The Goo, being the last species players get to command, was easily the most entertaining. Instead of building structures to harvest resources and produce units in the traditional manner, the Goo base all of their unit creation on mobile “mother” blobs, which can grow and reproduce when moved over a resource well. Where the Beta and Human factions became chained to one or two bases of operation, the Goo could go anywhere and produce the same types of units, so long as it had a constant flow of resources to rely on. Another advantage unique to the Goo is the mother blob’s ability to destroy and absorb enemies through touch, which came in handy during frontal assaults and base sieges. The dynamic properties of the Goo’s forces were difficult to manage at first because it goes against the basic instinct to buckle down and create a stronghold, but once you step out of your comfort zone, you’ll find that the achromatic sludge at your command truly is the greatest of the three factions.
A Ruk, an Alpha, and a Purger Walk Into a Bar…
While Grey Goo may fall victim to the sometimes tiring repetition that comes with being the Secretary of Defense, Petroglyph did its best to try and combat this inevitable ennui in the most badass way possible. Enter the Hand of Ruk, The Alpha, and the Proto-Purger, three faction-based epic units that strike fear into the hearts of enemy forces. The Ruk, a Beta-controlled airship, can mount multiple artillery units, produce any unit on the go, and fire a massive ground-effect missile, while The Alpha, a massive mech titan manned by the Humans, can unleash a sustained laser beam that deals loads of damage to surrounding units. The Proto-Purger, operated by the Goo, is a massive mother blob that can penetrate the earth with its tentacles to create devastating shockwaves around the enemy.

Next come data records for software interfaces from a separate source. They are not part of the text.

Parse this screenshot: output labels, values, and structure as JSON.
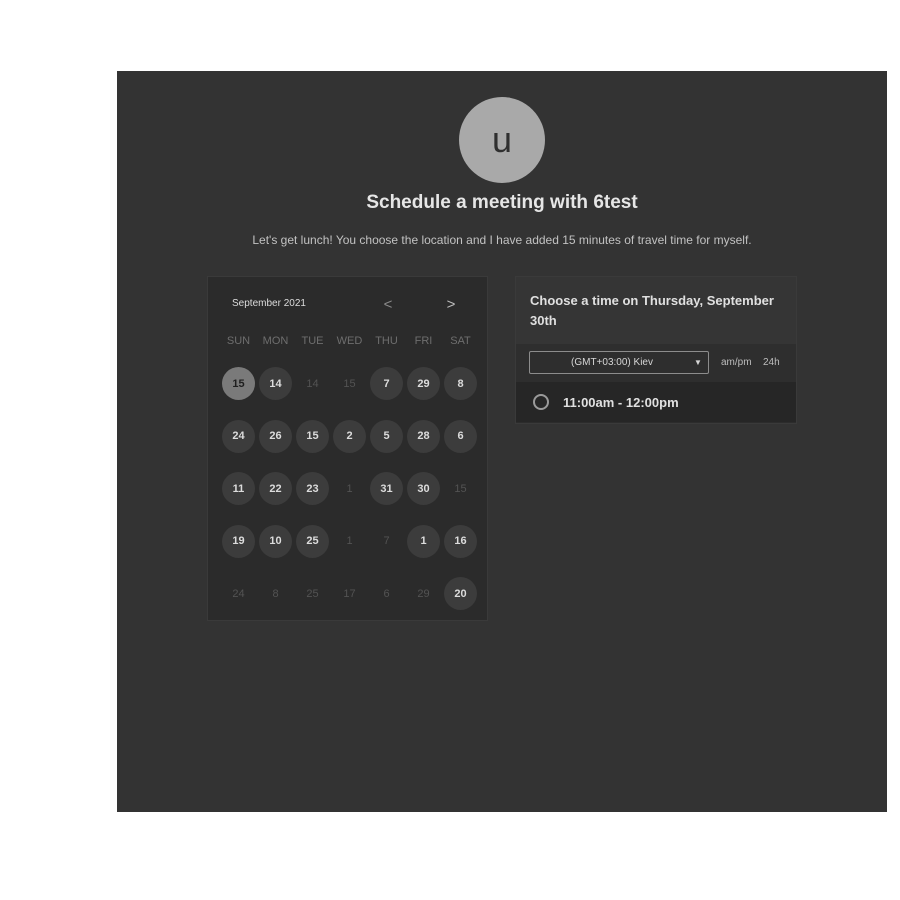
{
  "header": {
    "avatar_initial": "u",
    "title": "Schedule a meeting with 6test",
    "description": "Let's get lunch! You choose the location and I have added 15 minutes of travel time for myself."
  },
  "calendar": {
    "month_label": "September 2021",
    "prev_label": "<",
    "next_label": ">",
    "weekdays": [
      "SUN",
      "MON",
      "TUE",
      "WED",
      "THU",
      "FRI",
      "SAT"
    ],
    "days": [
      {
        "label": "15",
        "state": "selected"
      },
      {
        "label": "14",
        "state": "available"
      },
      {
        "label": "14",
        "state": "unavailable"
      },
      {
        "label": "15",
        "state": "unavailable"
      },
      {
        "label": "7",
        "state": "available"
      },
      {
        "label": "29",
        "state": "available"
      },
      {
        "label": "8",
        "state": "available"
      },
      {
        "label": "24",
        "state": "available"
      },
      {
        "label": "26",
        "state": "available"
      },
      {
        "label": "15",
        "state": "available"
      },
      {
        "label": "2",
        "state": "available"
      },
      {
        "label": "5",
        "state": "available"
      },
      {
        "label": "28",
        "state": "available"
      },
      {
        "label": "6",
        "state": "available"
      },
      {
        "label": "11",
        "state": "available"
      },
      {
        "label": "22",
        "state": "available"
      },
      {
        "label": "23",
        "state": "available"
      },
      {
        "label": "1",
        "state": "unavailable"
      },
      {
        "label": "31",
        "state": "available"
      },
      {
        "label": "30",
        "state": "available"
      },
      {
        "label": "15",
        "state": "unavailable"
      },
      {
        "label": "19",
        "state": "available"
      },
      {
        "label": "10",
        "state": "available"
      },
      {
        "label": "25",
        "state": "available"
      },
      {
        "label": "1",
        "state": "unavailable"
      },
      {
        "label": "7",
        "state": "unavailable"
      },
      {
        "label": "1",
        "state": "available"
      },
      {
        "label": "16",
        "state": "available"
      },
      {
        "label": "24",
        "state": "unavailable"
      },
      {
        "label": "8",
        "state": "unavailable"
      },
      {
        "label": "25",
        "state": "unavailable"
      },
      {
        "label": "17",
        "state": "unavailable"
      },
      {
        "label": "6",
        "state": "unavailable"
      },
      {
        "label": "29",
        "state": "unavailable"
      },
      {
        "label": "20",
        "state": "available"
      }
    ]
  },
  "time_picker": {
    "title": "Choose a time on Thursday, September 30th",
    "timezone": "(GMT+03:00) Kiev",
    "format_ampm": "am/pm",
    "format_24h": "24h",
    "slots": [
      "11:00am - 12:00pm"
    ]
  },
  "colors": {
    "background": "#333333",
    "page": "#ffffff",
    "avatar": "#a9a9a9",
    "selected_day": "#7a7a7a"
  }
}
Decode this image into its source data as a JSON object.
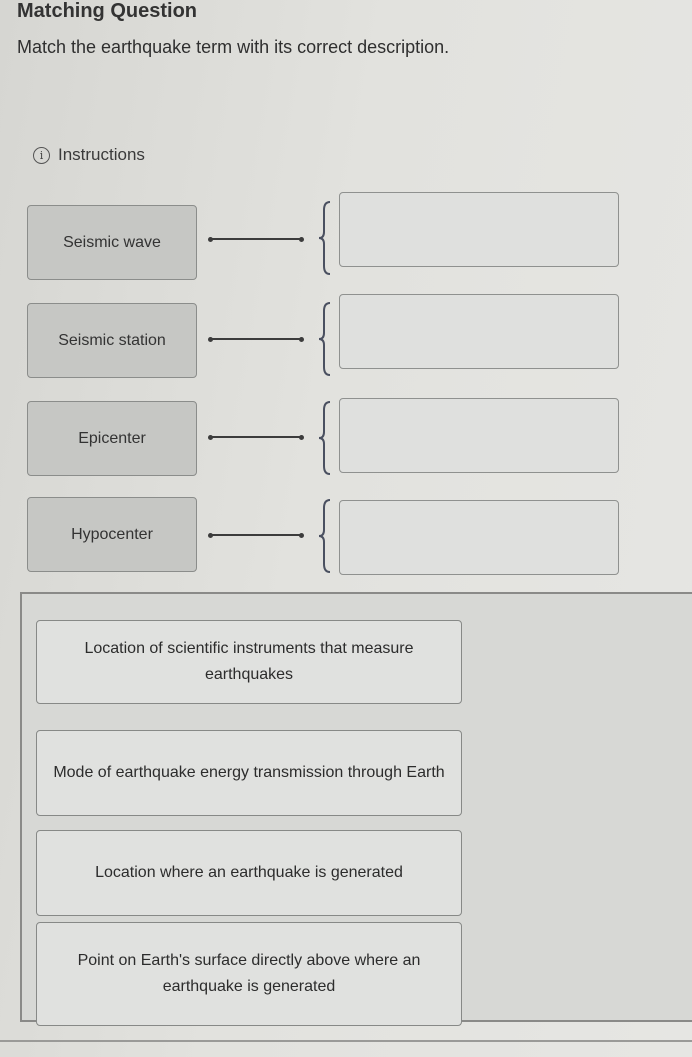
{
  "header": {
    "title": "Matching Question",
    "prompt": "Match the earthquake term with its correct description.",
    "instructions_label": "Instructions",
    "instructions_icon": "info-icon"
  },
  "terms": [
    {
      "label": "Seismic wave",
      "drop_value": ""
    },
    {
      "label": "Seismic station",
      "drop_value": ""
    },
    {
      "label": "Epicenter",
      "drop_value": ""
    },
    {
      "label": "Hypocenter",
      "drop_value": ""
    }
  ],
  "answer_bank": [
    {
      "text": "Location of scientific instruments that measure earthquakes"
    },
    {
      "text": "Mode of earthquake energy transmission through Earth"
    },
    {
      "text": "Location where an earthquake is generated"
    },
    {
      "text": "Point on Earth's surface directly above where an earthquake is generated"
    }
  ]
}
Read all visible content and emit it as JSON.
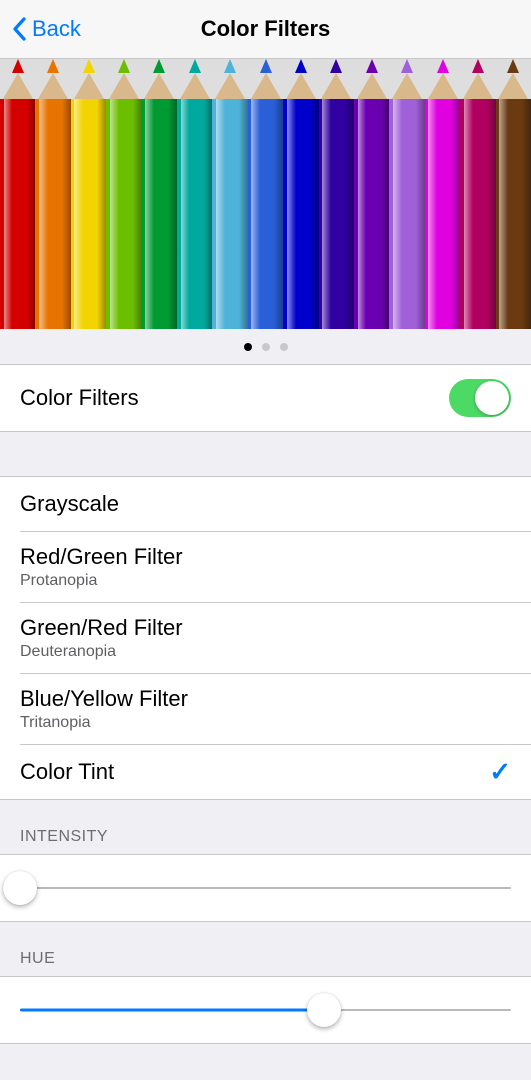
{
  "nav": {
    "back_label": "Back",
    "title": "Color Filters"
  },
  "preview": {
    "pencil_colors": [
      "#d40000",
      "#e87400",
      "#f2d400",
      "#6bbf00",
      "#009a32",
      "#00a99d",
      "#4fb2d8",
      "#2a5fd8",
      "#0000cc",
      "#3000a0",
      "#6b00b0",
      "#a060d8",
      "#e000e0",
      "#b00060",
      "#6b3a12"
    ],
    "page_index": 0,
    "page_count": 3
  },
  "toggle_row": {
    "label": "Color Filters",
    "enabled": true
  },
  "filters": [
    {
      "title": "Grayscale",
      "subtitle": "",
      "selected": false
    },
    {
      "title": "Red/Green Filter",
      "subtitle": "Protanopia",
      "selected": false
    },
    {
      "title": "Green/Red Filter",
      "subtitle": "Deuteranopia",
      "selected": false
    },
    {
      "title": "Blue/Yellow Filter",
      "subtitle": "Tritanopia",
      "selected": false
    },
    {
      "title": "Color Tint",
      "subtitle": "",
      "selected": true
    }
  ],
  "intensity": {
    "header": "INTENSITY",
    "value": 0
  },
  "hue": {
    "header": "HUE",
    "value": 62
  }
}
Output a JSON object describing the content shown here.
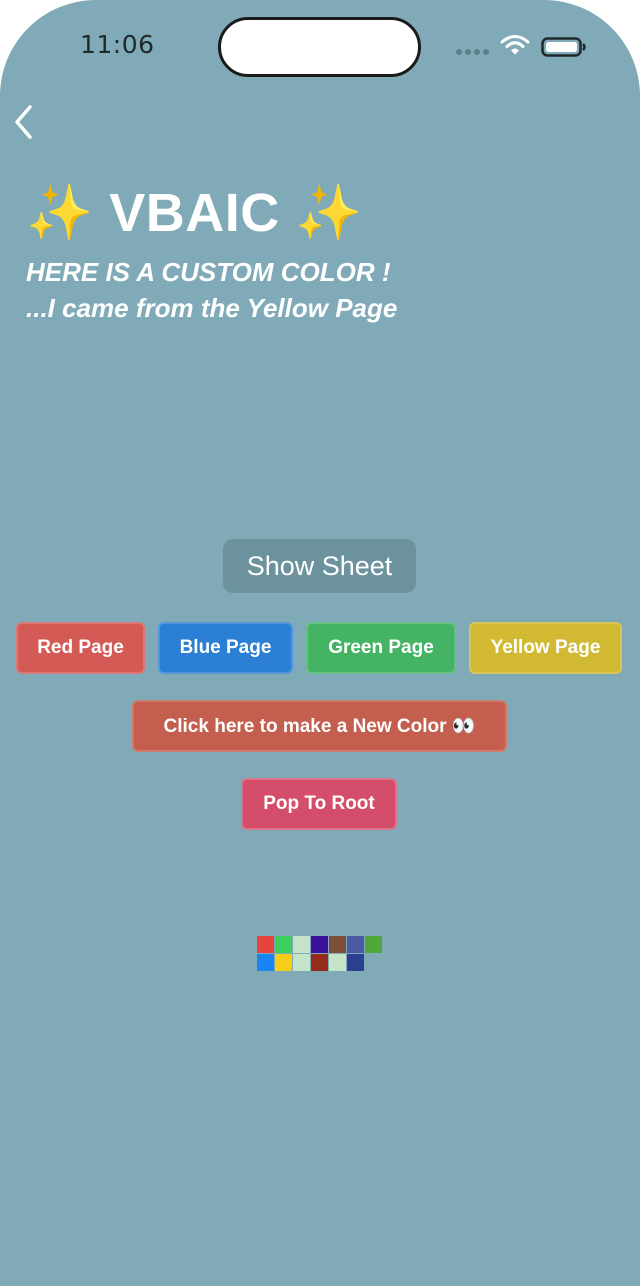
{
  "status_bar": {
    "time": "11:06"
  },
  "navigation": {
    "back_icon": "chevron-left-icon"
  },
  "header": {
    "title": "✨ VBAIC ✨",
    "subtitle_line1": "HERE IS A CUSTOM COLOR !",
    "subtitle_line2": "...I came from the Yellow Page"
  },
  "buttons": {
    "show_sheet": "Show Sheet",
    "red_page": "Red Page",
    "blue_page": "Blue Page",
    "green_page": "Green Page",
    "yellow_page": "Yellow Page",
    "new_color": "Click here to make a New Color 👀",
    "pop_to_root": "Pop To Root"
  },
  "colors": {
    "background": "#80aab7",
    "red_page": "#d45a56",
    "blue_page": "#2b7fd4",
    "green_page": "#45b364",
    "yellow_page": "#d2b934",
    "new_color": "#c45f4f",
    "pop_to_root": "#d44e6b"
  },
  "swatches": {
    "row1": [
      "#e8433b",
      "#3ccf5c",
      "#c4e3c8",
      "#3a0f9a",
      "#7b4f38",
      "#4a5aa5",
      "#4fa93a"
    ],
    "row2": [
      "#1a84f2",
      "#f7cd18",
      "#c4e3c8",
      "#952b18",
      "#c4e3c8",
      "#2b4091"
    ]
  }
}
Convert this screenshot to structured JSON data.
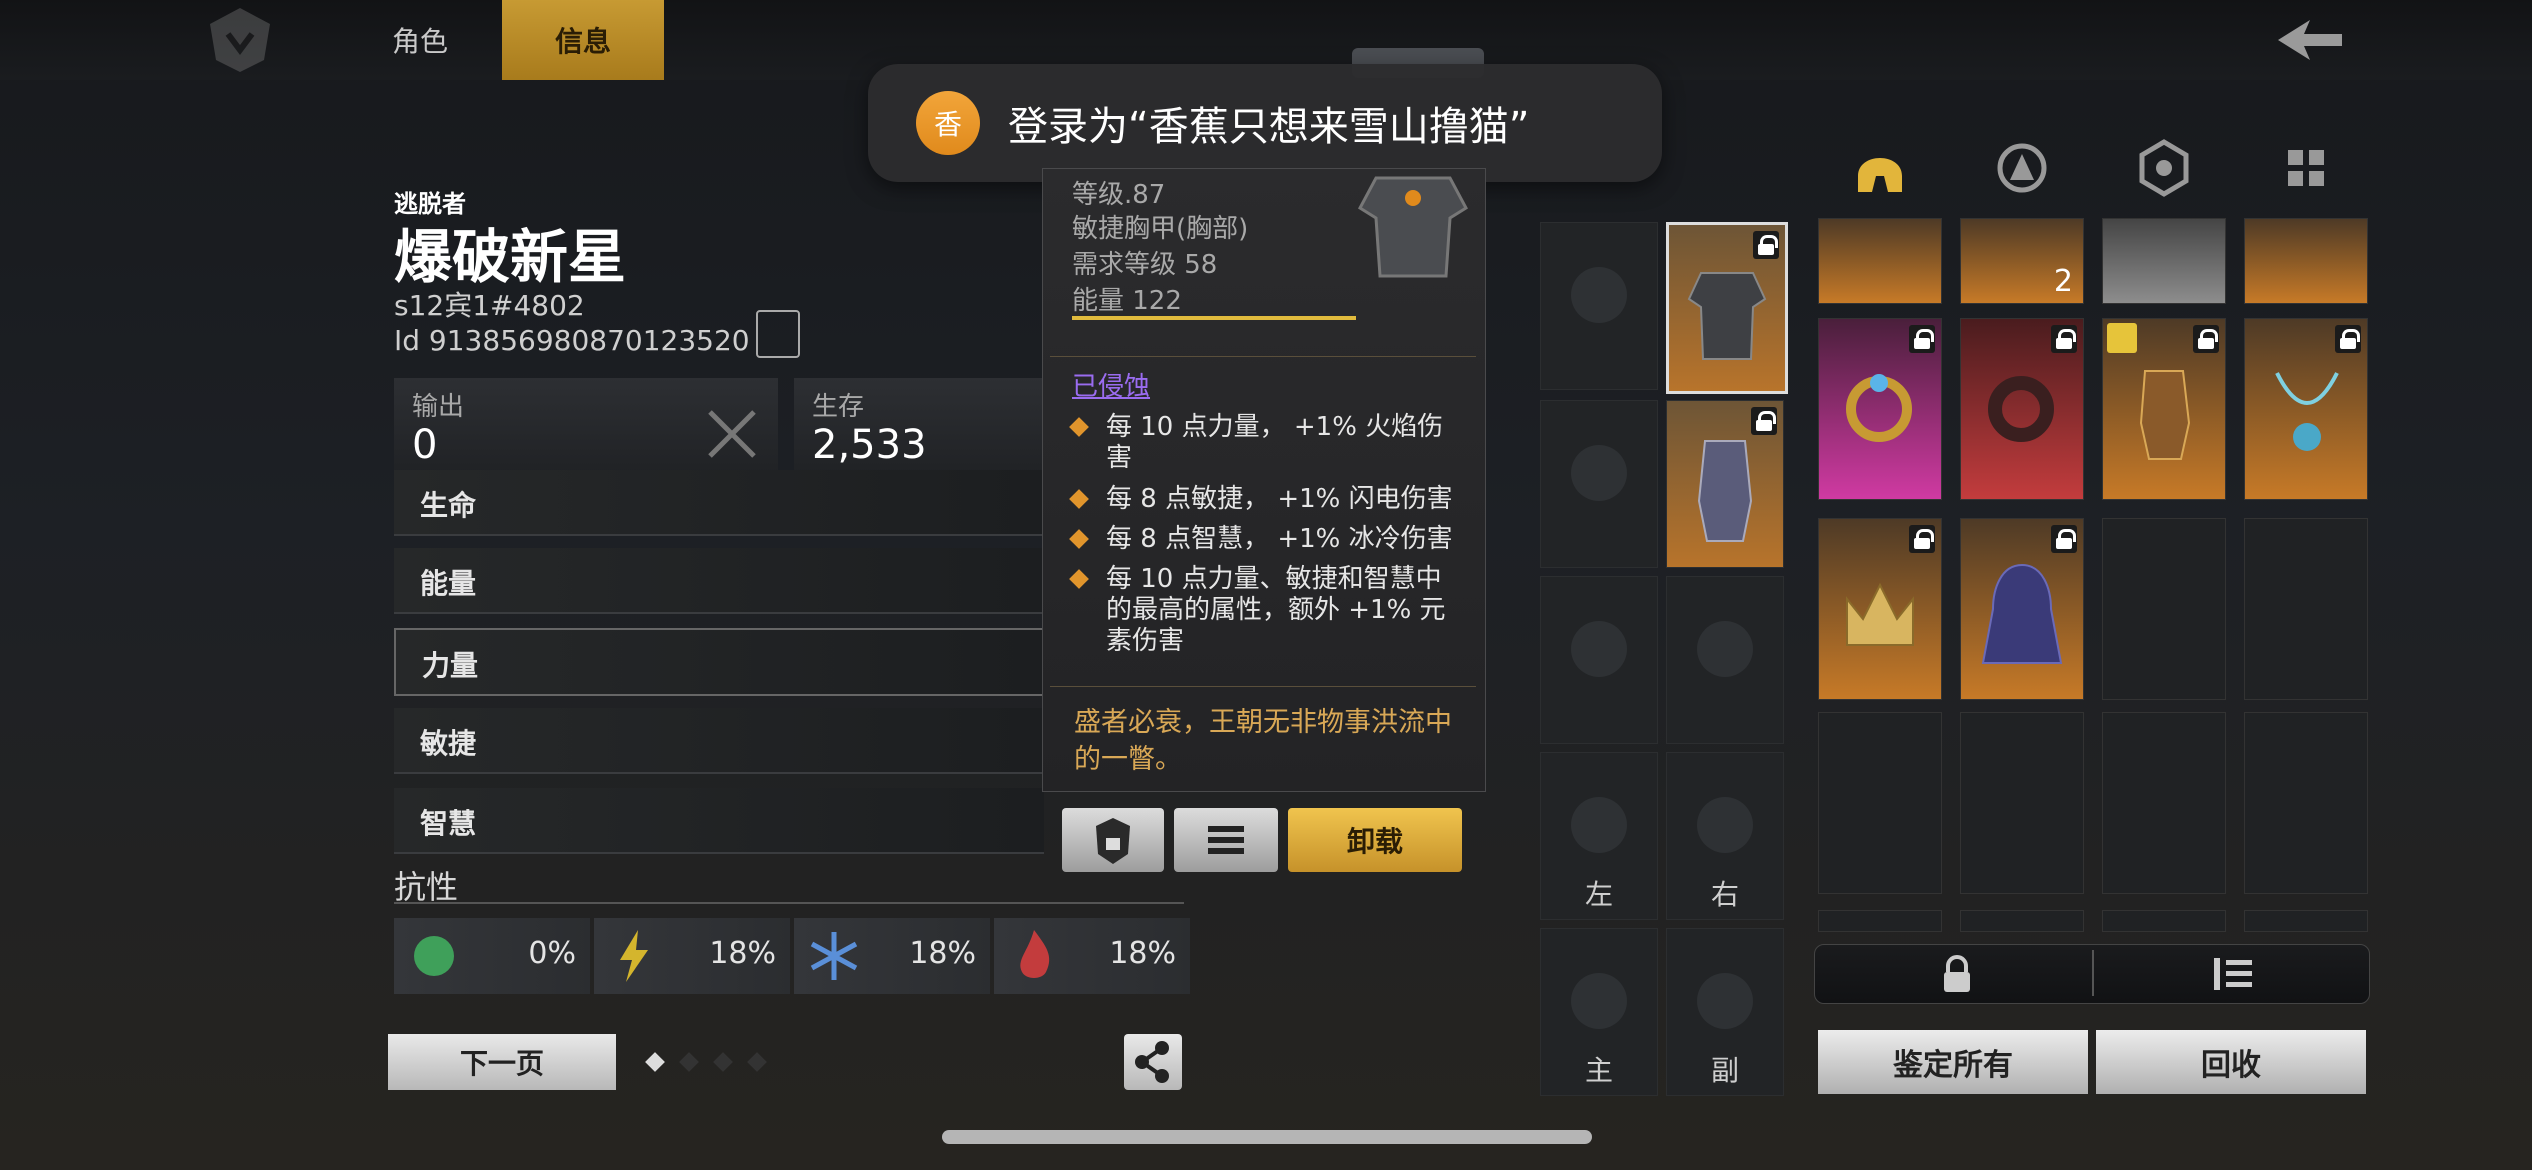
{
  "tabs": {
    "role": "角色",
    "info": "信息"
  },
  "toast": {
    "avatar_char": "香",
    "text": "登录为“香蕉只想来雪山撸猫”"
  },
  "character": {
    "class": "逃脱者",
    "name": "爆破新星",
    "server": "s12宾1#4802",
    "id": "Id 913856980870123520"
  },
  "stats": {
    "output_label": "输出",
    "output_value": "0",
    "survival_label": "生存",
    "survival_value": "2,533"
  },
  "attributes": [
    "生命",
    "能量",
    "力量",
    "敏捷",
    "智慧"
  ],
  "resistance": {
    "title": "抗性",
    "values": [
      "0%",
      "18%",
      "18%",
      "18%"
    ],
    "colors": [
      "#3fa05a",
      "#d4b52d",
      "#5a8fd8",
      "#c33c3d"
    ]
  },
  "pager": {
    "next_label": "下一页",
    "pages": 4,
    "current": 1
  },
  "tooltip": {
    "level": "等级.87",
    "type": "敏捷胸甲(胸部)",
    "req_level": "需求等级 58",
    "energy": "能量 122",
    "corrupted": "已侵蚀",
    "affixes": [
      "每 10 点力量， +1% 火焰伤害",
      "每 8 点敏捷， +1% 闪电伤害",
      "每 8 点智慧， +1% 冰冷伤害",
      "每 10 点力量、敏捷和智慧中的最高的属性，额外 +1% 元素伤害"
    ],
    "flavor": "盛者必衰，王朝无非物事洪流中的一瞥。",
    "unequip_label": "卸载"
  },
  "equip_slots": {
    "left": "左",
    "right": "右",
    "main": "主",
    "off": "副"
  },
  "inventory": {
    "top_row_count": "2",
    "identify_label": "鉴定所有",
    "recycle_label": "回收"
  },
  "colors": {
    "accent": "#c79a33",
    "corrupt": "#9a6cf0",
    "flavor": "#d9a856"
  }
}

These epic units, while monstrously overpowered in the face of normal enemy forces, take a substantial amount of time and resources to build, so their presence on the field is never wanton. It sets the game apart in terms of offering more than just unit upgrades or class perks, giving players something to work for other than the tired main objectives.
Beauty is a Beast
While the actual gameplay proves interesting and sustainable, Grey Goo‘s prominent feature is the insanely high quality graphics. To this day, I have never seen an RTS spend so much time on its appearance. Apart from the cutscenes, which could have easily been pulled from a AAA cinematic trailer, each unit and the surrounding environment in every map is ridiculously detailed and meticulously animated. The amount of movement afforded to each individual vehicle or fighter is amazing, and you can even see specific units being built piecemeal in the factories! And though it will slow down the average player’s PC, it’s well worth the chugging to witness such beauty on a High setting.
Life is Cruel, and so is the AI
I’m not usually one to complain about being challenged (most of the time I just quit), but I had the constant feeling that Grey Goo had it out for me on the very first level (and each one after that). I even played using different difficulty settings, just to make sure I wasn’t going crazy. Whether it was the infinite resource supply, near-instant build times for units, or the “random” (a.k.a. right behind me) spawns, the AI seemed to enjoy playing god over me. Unfortunately, though I completed all of the story missions, the sheer, frustrating difficulty led me to steer far clear of the multiplayer community; I’d had my ass handed to me one too many times to bear the thought of it happening yet again, but this time with someone who could type crude things over the chat.